Harnessing the Growth Mindset of Agile during COVID-19
Many of us have been feeling the highs and lows of socially–distant living for the past few months. We’ve been adjusting to this new COVID-19-necessitated lifestyle since March, and we don’t yet know when it will end. Some days are good, some are not so good, and the underlying question for most seems to be “How can I feel like I’m moving forward, when every day feels like the one before?” Despite our Groundhog Day-inspired existence, there are ways to continue progressing, especially when it comes to our work. By utilizing the growth mindset embedded into Agile, we can help ourselves and our teams navigate this challenging time and continue delivering projects successfully to the best of our abilities.
It is no surprise that COVID-19 has wreaked havoc on Americans’ mental health.

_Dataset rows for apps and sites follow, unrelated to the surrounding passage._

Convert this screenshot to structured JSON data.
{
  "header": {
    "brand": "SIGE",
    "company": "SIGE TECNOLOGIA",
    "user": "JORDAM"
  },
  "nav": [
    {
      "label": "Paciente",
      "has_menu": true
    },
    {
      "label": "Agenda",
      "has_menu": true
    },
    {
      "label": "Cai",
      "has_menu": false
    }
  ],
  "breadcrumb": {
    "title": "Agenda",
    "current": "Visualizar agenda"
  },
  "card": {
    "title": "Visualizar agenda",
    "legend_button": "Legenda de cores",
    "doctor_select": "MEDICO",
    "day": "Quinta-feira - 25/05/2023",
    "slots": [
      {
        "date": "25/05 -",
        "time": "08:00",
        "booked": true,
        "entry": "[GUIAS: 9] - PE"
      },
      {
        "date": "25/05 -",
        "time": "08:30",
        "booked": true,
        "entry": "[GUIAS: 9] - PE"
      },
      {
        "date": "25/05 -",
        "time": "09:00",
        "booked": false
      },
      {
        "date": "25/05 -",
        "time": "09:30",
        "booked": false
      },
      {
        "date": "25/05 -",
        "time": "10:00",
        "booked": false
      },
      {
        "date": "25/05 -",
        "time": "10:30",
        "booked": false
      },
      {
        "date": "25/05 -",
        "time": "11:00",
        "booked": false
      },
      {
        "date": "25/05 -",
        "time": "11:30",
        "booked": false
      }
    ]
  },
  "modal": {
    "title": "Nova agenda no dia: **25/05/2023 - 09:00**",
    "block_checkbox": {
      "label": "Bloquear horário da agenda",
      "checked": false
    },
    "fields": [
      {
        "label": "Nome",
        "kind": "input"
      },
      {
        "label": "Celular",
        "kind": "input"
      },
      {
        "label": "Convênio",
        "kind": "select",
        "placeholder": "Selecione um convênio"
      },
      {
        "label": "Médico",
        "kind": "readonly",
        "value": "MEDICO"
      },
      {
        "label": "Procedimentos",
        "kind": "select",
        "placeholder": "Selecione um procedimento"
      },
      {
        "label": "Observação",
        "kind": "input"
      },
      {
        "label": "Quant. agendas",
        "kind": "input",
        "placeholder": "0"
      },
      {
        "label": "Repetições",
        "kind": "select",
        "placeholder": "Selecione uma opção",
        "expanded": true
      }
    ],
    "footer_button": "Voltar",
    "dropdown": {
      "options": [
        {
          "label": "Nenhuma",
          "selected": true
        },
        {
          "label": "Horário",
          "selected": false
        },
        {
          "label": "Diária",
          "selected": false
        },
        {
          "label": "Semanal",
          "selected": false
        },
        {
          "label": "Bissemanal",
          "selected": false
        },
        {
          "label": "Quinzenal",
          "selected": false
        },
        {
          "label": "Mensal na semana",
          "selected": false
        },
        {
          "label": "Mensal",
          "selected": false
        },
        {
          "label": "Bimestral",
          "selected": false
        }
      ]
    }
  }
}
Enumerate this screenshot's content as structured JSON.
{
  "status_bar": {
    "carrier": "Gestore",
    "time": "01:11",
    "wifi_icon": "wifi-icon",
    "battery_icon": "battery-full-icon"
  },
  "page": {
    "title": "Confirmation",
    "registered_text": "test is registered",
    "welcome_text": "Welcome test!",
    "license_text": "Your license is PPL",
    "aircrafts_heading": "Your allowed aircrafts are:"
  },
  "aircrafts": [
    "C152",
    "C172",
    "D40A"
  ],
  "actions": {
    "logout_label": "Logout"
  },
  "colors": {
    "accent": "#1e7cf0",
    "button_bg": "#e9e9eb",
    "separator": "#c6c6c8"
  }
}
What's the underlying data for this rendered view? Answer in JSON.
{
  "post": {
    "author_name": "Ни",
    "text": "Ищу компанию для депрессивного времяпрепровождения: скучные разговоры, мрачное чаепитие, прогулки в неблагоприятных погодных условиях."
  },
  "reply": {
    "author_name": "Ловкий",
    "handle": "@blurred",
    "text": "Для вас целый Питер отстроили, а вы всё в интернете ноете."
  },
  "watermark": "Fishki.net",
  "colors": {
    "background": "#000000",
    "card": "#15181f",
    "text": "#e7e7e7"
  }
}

In a survey conducted by the Kaiser Family Foundation in July 2020, 53% of Americans say stress related to COVID-19 has impacted their mental health (up from 39% in May 2020).1 This increased psychological load has certainly affected job performance, especially for workers who can no longer go into the office. A 2015 survey by Linsday McGregor and Neel Doshi found that employee motivation suffers when employees are forced to work remotely: “…when people had no choice in where they worked, the differences were enormous. Total motivation dropped 17 points, the equivalent of moving from one of the best to one of the most miserable cultures in their industries.”2 In the current environment, when we’re all battling the uncertainty of life in a global pandemic, and we can’t work from an office, employee motivation is undoubtedly suffering.
Another drastic change brought on by COVID-19 is the type of tasks on which employees are comfortable focusing. McGregor and Doshi found that when workers are faced with significant ambiguity, the default is to focus on tactical tasks rather than strategic ones. This makes sense – if you don’t know what your life or your project will look like in a week/month/year, it’s easier to make sure you’re checking smaller, time-bound items off your to-do list rather than trying to tackle large, complex issues. But this may ultimately hurt the overall organization – in times of uncertainty it becomes even more important to think of the bigger picture, to understand the constraints and problem–solve potential paths forward.
Organizations and managers should help their employees adapt to this new way of working to continue seeing progress on projects and company goals. If the conditions are right3, work can provide a sense of purpose during uncertain times. According to McGregor and Doshi’s study, if an employee’s work is engaging and they feel empowered to tackle problems on their own or in collaboration with their teammates, this kind of work can be motivating.4 One way to build this empowerment among project teams is to encourage adoption of a growth mindset, which is the idea that we can continuously learn and improve our abilities (versus a fixed mindset, which is the idea that our abilities and intelligence are static and inherent).5 With respect to worker motivation, incentivizing growth mindsets gives managers an opportunity to reward processes, not just results.6 Adopting a growth mindset with respect to your team’s practices can motivate your workers during the COVID-19 era, and will likely continue to benefit your organization in the future.
While there are many ways to incorporate growth mindsets into your teams’ practices, teams that utilize Agile methodologies have an advantage. The Agile principle of continuous improvement highlights the need to regularly reflect on and adjust the teams’ processes, which is essentially a team-driven version of a growth mindset. Agile teams and organizations can emphasize these specific Agile practices and tools to motivate their workers and ensure that project milestones are being met:
- Retrospectives – give teams the opportunity to review project processes
- Reviews – give teams the opportunity to review project products/outcomes with the customer and get direct feedback to increase customer satisfaction
- Stand-ups – allow teams to identify and remove obstacles, giving the team space to continue meeting their project goals
- Backlog – aligns workers’ tasks with project/team goals, motivating workers to complete those tasks
These Agile practices not only give managers and teams a chance to optimize for continual improvement, they also break down larger strategic goals into small, discrete tasks which workers seem to prefer during highly unpredictable times.
Working through a global pandemic has forced workers, managers, and organizations to innovate and be flexible in their practices and expectations. At RefineM we believe in caring for the whole person, not just the employee who shows up to work. Mental health is an extremely critical part of our well-being and managers of Agile teams can take the steps outlined here to support their workers’ sense of purpose and motivate them through adoption of a growth mindset. Luckily, Agile readily lends itself to emphasizing continual improvement and growth.
We hope these strategies are helpful, and would love to connect to discuss how your organization or team can implement them. We also invite you to attend our upcoming webinar, Using Agile to Stay Resilient During Challenging Times, for more guidance and discussion of this topic.